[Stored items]

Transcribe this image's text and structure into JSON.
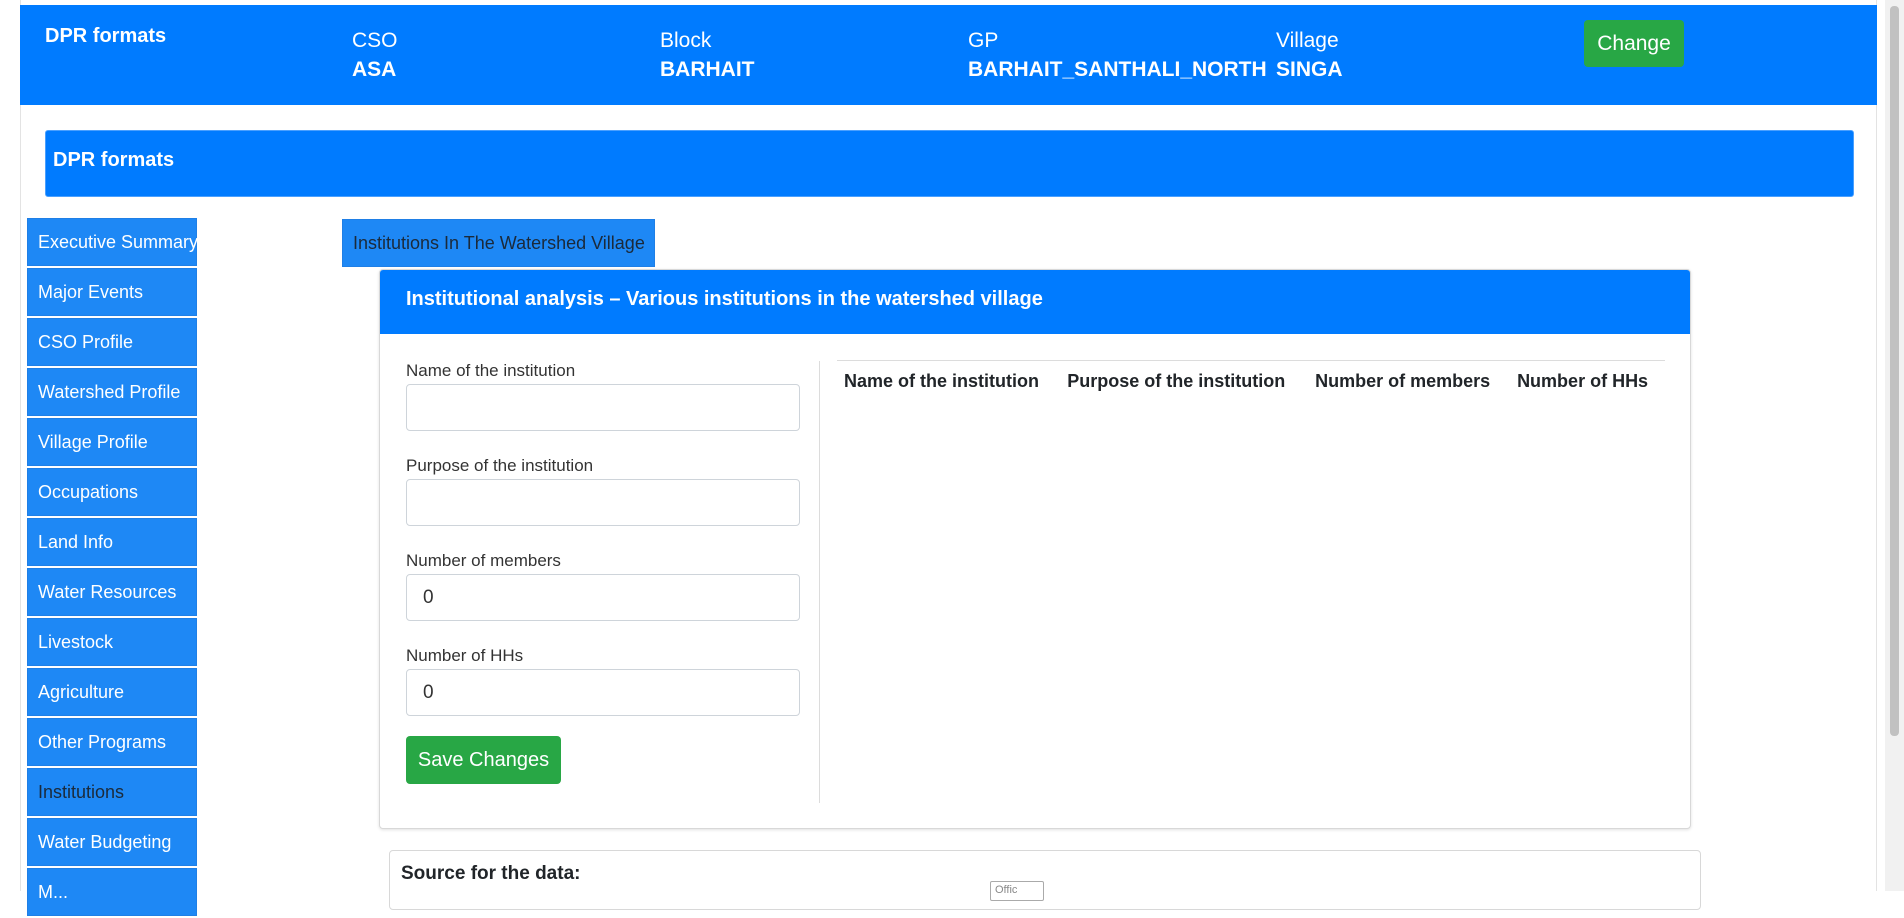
{
  "header": {
    "brand": "DPR formats",
    "fields": [
      {
        "label": "CSO",
        "value": "ASA"
      },
      {
        "label": "Block",
        "value": "BARHAIT"
      },
      {
        "label": "GP",
        "value": "BARHAIT_SANTHALI_NORTH"
      },
      {
        "label": "Village",
        "value": "SINGA"
      }
    ],
    "change_label": "Change"
  },
  "section": {
    "title": "DPR formats"
  },
  "sidebar": {
    "items": [
      {
        "label": "Executive Summary"
      },
      {
        "label": "Major Events"
      },
      {
        "label": "CSO Profile"
      },
      {
        "label": "Watershed Profile"
      },
      {
        "label": "Village Profile"
      },
      {
        "label": "Occupations"
      },
      {
        "label": "Land Info"
      },
      {
        "label": "Water Resources"
      },
      {
        "label": "Livestock"
      },
      {
        "label": "Agriculture"
      },
      {
        "label": "Other Programs"
      },
      {
        "label": "Institutions",
        "active": true
      },
      {
        "label": "Water Budgeting"
      },
      {
        "label": "M..."
      }
    ]
  },
  "tab": {
    "label": "Institutions In The Watershed Village"
  },
  "card": {
    "title": "Institutional analysis – Various institutions in the watershed village",
    "form": {
      "name_label": "Name of the institution",
      "name_value": "",
      "purpose_label": "Purpose of the institution",
      "purpose_value": "",
      "members_label": "Number of members",
      "members_value": "0",
      "hhs_label": "Number of HHs",
      "hhs_value": "0",
      "save_label": "Save Changes"
    },
    "table": {
      "headers": [
        "Name of the institution",
        "Purpose of the institution",
        "Number of members",
        "Number of HHs"
      ]
    }
  },
  "source": {
    "title": "Source for the data:",
    "mini_label": "Offic"
  },
  "colors": {
    "primary": "#007bff",
    "success": "#28a745"
  }
}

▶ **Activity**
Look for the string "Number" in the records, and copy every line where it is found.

▶ **Solution**
      "members_label": "Number of members",
      "hhs_label": "Number of HHs",
        "Number of members",
        "Number of HHs"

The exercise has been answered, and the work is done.